When Sindhu Ravishankar first came to N.C. State University four years ago to major in biology and international studies, she thought she might like to become a doctor. But by the time she met a boy in South Africa, a different future – one spent addressing community health through anthropology research – was unfolding.
Two years ago, Ravishankar spent a semester studying at the University of Cape Town and volunteering at a nearby hospital. At the hospital, she spent much time with a 3-year-old patient whose parents never visited. Ravishankar lavished time and gentle attention on the boy, who had tuberculosis and meningitis. She became so attached to him that when he was transferred to another hospital, she went with him, soon becoming known as the boy’s “other mother.”
That experience – and others that would follow in Cape Town — confirmed for Ravishankar that her ability to forge meaningful relationships with all kinds of people was an asset – one that she could use to make a difference not only with individuals but with whole communities.
Ravishankar is now a senior pursuing the Rhodes and Marshall scholarships for graduate study in medical anthropology and development studies in England. Her academic and professional goal is, as she puts it, “to bridge the gap between science and social science, quantitative and qualitative, anthropology and public health.
“I want to do research that not only results in knowledge,” she says, “but also has a community health impact.”
And already, Ravishankar is doing just that.
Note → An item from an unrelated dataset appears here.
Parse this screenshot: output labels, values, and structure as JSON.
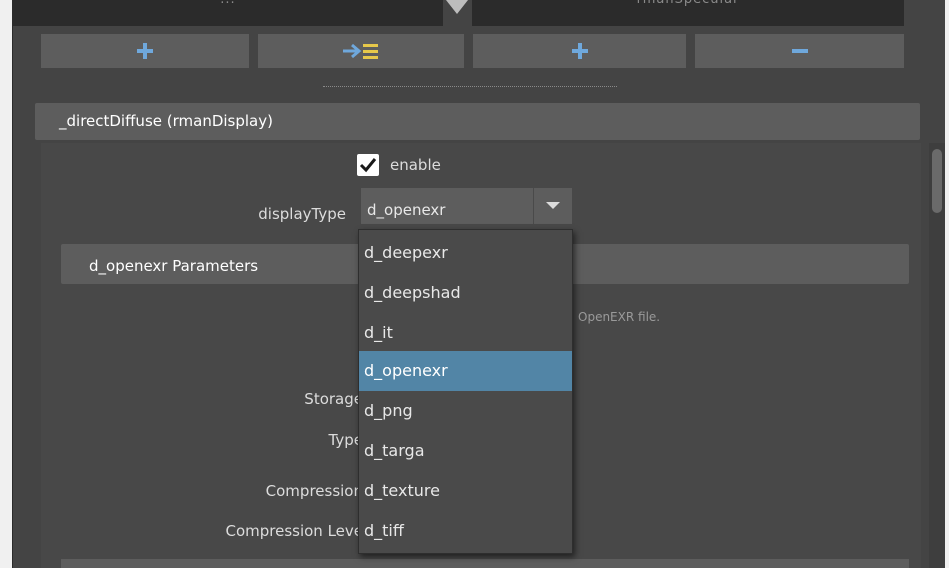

She’s undertaken two HIV-related research studies in Cape Town, and she’s preparing to follow up with more research and with a community service project to address a problem she found.
It was her volunteer hospital work that sparked Ravishankar’s interest in HIV and its impact on communities. When she finished her semester at the University of Cape Town, she went to work as an intern with Wola Nani, a nonprofit group addressing the needs of people with HIV. She helped the organization coordinate activities for at-risk youth and oversaw adult HIV support groups.
As Wola Nani explored whether to bring in outside experts to bring more structure to the groups, Ravishankar proposed something different: She saw value in the fact that Wola Nani was making use of their own clients as support group counselors, and she proposed a research project to get to know more about clients’ needs and recommend ways to structure the support groups to best meet those needs.
As she delved deeper into the research and into the relationships she made, she knew she wanted to contribute more. She decided she would return in the summer of 2011 and extend her research. With funding from N.C. State’s Undergraduate Research office, the University Honors Program and the Caldwell Fellows program – plus the help of professors at N.C. State and at the University of Cape Town — Ravishankar devised a qualitative anthropology field research project studying stigma’s impact on HIV patients’ anti-retroviral treatment adherence.
What she found once she started her research stood at odds with what she’d been reading in the literature.
“As I talked to people, I began to realize that my view on HIV before I got there to do this research was about five to 10 years outdated,” she says. “What I heard all the time when I started this research was, ‘Well, my brother in 1996 had HIV, and there was stigma back then, but now it’s always on the TV. People are disclosing in church. There are posters everywhere.’ ‘All of my family knows.’ ‘Everyone supports me.’
“I was able to see how stigma had evolved to become less of a factor, so I wanted to find out what other factors could be involved in adherence to anti-retroviral treatment,” she recalls.
“If stigma doesn’t play as big a role, then what does?”
In the end, Ravishankar identified alcoholism, domestic abuse, the market for ARVs as recreational drugs, and poverty as significant factors. Without much money for food, patients would sometimes take medications without eating – which can lead to hallucinations and other significant side effects, she says.
This realization spurred Ravishankar to begin working toward a community development project to resolve impoverished patients’ need for food: With a service grant from Mercy Corps, a U.S. nonprofit organization focused on helping people build secure, productive and just communities, she plans to implement neighborhood gardens in townships where people with HIV can grow their own fruits and vegetables.
Ravishankar also wants to continue to do research on HIV in Cape Town. Her next possible topic: how people disclose the fact that they have HIV.
“Just as the reasons behind anti-retroviral treatment adherence were much more complex than I had thought, so was disclosure,” she says. “Disclosure isn’t just a one-time thing where people say, ‘I have HIV.’ It’s an ongoing process, and I want to learn more about that.”
As she talks about these projects and about the possibility of studying international development, public health and medical anthropology at Oxford University or the University of London’s School of Oriental and African Studies, Ravishankar can’t help but return to that 3-year-old boy she met.
“Seeing that my being with the boy at the hospital was helping him recover, I felt it was my responsibility to continue there. And this is the way I feel about the people I met through Wola Nani, as well,” she says. “When I think of going back to Cape Town, I have an image of specific people in my head. They are more than HIV positive people to me, and I don’t want them to think I’ve forgotten them. I want to take what they’ve said and continue to develop and to learn and ultimately to empower them to address the needs of their communities.”
– Dee Shore